How to spot “hidden” sugars
Karen Miller | 3/10/2014, 6 a.m.
People often consume more sugar than they need or even realize. That’s because sugar goes by several different names. Sugar is not necessarily bad for you. The body requires it as a source of energy, but there are two types of the nutrient. Naturally occurring sugars are found in foods such as fruits (fructose) and milk (lactose) and are chock full of nutrients the body requires to function properly.
Added sugars, on the other hand, such as honey and syrup, are added to foods or beverages during processing or preparation. Added sugars contribute no nutrients and are often the culprit behind obesity, which can lead to several chronic illnesses, such as heart disease. The problem is the body does not know the difference between sugars. Those with diabetes must be ever vigilant to monitor the amount consumed to keep their blood sugar in check.
The American Heart Association recommends no more than six teaspoons of added sugar a day for women and nine teaspoons for men. It is estimated, however, that Americans consume more than 22 teaspoons a day. One teaspoon of sugar has about four grams of sugar and 16 calories.
Nutrition labels list only the total grams of sugar in a serving of a product and do not specify whether it is natural or added. That’s why it is necessary to learn to spot the “hidden” sugars by reading the list of ingredients as well. Below are a few examples.
- Words ending in “ose,” such as fructose, maltose and sucrose

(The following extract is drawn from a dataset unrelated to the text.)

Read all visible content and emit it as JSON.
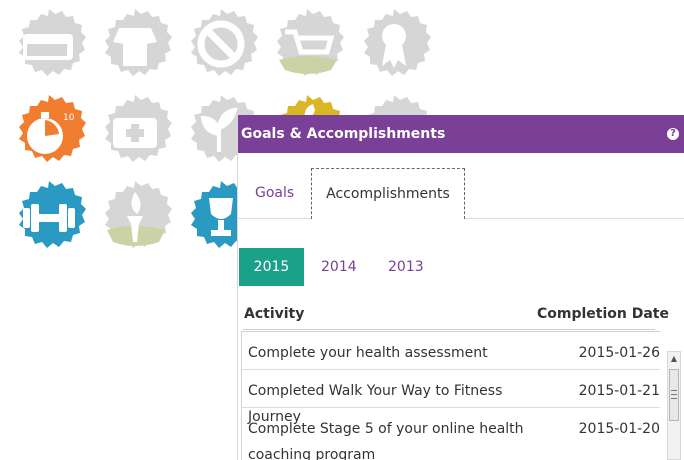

- Maple syrup and corn syrup
- Corn sweetener
- High-fructose corn syrup
- Brown sugar
- Fruit juice concentrates